Records supplied:

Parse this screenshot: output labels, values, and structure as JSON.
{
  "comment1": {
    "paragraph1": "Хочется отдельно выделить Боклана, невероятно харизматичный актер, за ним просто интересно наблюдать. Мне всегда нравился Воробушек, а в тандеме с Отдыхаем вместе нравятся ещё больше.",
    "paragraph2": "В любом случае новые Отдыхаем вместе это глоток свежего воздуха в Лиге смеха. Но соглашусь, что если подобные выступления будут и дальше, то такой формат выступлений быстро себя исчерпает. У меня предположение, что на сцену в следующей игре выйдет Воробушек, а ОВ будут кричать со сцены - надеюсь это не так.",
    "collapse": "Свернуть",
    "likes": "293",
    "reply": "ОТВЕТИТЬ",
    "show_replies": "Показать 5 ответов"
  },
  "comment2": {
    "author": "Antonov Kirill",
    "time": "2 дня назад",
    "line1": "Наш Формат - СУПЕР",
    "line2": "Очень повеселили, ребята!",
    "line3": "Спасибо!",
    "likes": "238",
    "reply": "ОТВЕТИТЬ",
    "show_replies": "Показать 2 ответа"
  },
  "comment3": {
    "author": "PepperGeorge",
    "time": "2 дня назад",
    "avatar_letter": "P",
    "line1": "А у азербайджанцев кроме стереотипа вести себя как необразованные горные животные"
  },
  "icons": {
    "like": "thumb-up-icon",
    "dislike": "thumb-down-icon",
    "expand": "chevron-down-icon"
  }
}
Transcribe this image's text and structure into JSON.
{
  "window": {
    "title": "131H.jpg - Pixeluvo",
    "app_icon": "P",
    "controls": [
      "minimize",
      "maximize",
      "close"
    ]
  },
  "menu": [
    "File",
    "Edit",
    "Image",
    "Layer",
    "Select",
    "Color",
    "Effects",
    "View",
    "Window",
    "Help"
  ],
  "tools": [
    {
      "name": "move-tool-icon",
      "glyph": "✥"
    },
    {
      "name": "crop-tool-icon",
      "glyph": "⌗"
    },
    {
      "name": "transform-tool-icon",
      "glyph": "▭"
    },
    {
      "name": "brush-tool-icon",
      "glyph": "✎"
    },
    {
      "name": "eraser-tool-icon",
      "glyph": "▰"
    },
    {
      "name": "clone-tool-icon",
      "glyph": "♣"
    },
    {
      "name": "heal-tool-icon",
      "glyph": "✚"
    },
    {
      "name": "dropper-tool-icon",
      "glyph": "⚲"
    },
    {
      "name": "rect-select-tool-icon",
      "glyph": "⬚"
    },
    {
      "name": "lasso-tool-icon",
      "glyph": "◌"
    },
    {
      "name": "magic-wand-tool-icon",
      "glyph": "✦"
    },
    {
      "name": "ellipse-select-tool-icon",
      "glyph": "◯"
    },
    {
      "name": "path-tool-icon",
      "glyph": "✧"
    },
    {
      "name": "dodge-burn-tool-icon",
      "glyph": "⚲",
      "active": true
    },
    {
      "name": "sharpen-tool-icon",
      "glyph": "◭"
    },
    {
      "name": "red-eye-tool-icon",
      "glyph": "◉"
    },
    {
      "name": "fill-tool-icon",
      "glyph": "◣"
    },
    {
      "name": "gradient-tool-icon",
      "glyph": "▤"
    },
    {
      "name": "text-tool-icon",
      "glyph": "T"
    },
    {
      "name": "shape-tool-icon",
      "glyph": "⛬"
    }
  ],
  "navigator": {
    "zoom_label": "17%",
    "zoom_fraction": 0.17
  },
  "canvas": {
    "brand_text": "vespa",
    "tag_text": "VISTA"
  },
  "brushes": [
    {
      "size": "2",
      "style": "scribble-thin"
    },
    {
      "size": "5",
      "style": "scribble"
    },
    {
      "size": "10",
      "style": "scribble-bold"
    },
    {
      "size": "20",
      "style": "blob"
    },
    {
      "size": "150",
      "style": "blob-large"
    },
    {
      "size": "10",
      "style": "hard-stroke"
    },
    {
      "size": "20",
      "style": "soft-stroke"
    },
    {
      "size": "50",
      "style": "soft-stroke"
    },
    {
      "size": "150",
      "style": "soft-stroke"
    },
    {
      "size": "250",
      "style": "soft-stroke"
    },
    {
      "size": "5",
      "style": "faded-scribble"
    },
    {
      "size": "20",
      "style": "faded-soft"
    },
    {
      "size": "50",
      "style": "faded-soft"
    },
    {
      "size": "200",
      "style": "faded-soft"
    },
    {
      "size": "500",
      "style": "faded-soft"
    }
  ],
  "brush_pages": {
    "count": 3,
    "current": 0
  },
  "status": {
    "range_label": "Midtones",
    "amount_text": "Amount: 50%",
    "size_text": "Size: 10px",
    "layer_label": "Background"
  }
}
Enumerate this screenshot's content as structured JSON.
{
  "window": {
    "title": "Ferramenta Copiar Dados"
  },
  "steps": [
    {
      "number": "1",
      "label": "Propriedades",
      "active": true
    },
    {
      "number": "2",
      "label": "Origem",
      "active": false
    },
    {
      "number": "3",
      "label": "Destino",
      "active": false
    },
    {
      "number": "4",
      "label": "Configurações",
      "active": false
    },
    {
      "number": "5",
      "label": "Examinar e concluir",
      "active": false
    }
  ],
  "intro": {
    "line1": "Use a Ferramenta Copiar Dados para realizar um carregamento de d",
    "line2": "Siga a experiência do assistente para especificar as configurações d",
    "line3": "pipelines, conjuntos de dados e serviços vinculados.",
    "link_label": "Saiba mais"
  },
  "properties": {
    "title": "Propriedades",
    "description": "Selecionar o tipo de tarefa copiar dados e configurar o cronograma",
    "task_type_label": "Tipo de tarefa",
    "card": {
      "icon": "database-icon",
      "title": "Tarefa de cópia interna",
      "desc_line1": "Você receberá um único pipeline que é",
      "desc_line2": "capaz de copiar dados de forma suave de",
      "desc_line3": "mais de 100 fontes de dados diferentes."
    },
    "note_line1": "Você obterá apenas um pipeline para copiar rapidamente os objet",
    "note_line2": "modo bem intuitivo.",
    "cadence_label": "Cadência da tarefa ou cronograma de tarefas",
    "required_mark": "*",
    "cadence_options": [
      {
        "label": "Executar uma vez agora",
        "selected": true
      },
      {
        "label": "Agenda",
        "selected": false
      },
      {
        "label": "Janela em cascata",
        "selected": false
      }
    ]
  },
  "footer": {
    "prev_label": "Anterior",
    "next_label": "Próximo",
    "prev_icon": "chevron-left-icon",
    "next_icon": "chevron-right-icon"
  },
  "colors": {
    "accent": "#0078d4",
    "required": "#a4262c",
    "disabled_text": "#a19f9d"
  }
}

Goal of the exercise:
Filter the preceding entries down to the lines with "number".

Answer to this problem:
      "number": "1",
      "number": "2",
      "number": "3",
      "number": "4",
      "number": "5",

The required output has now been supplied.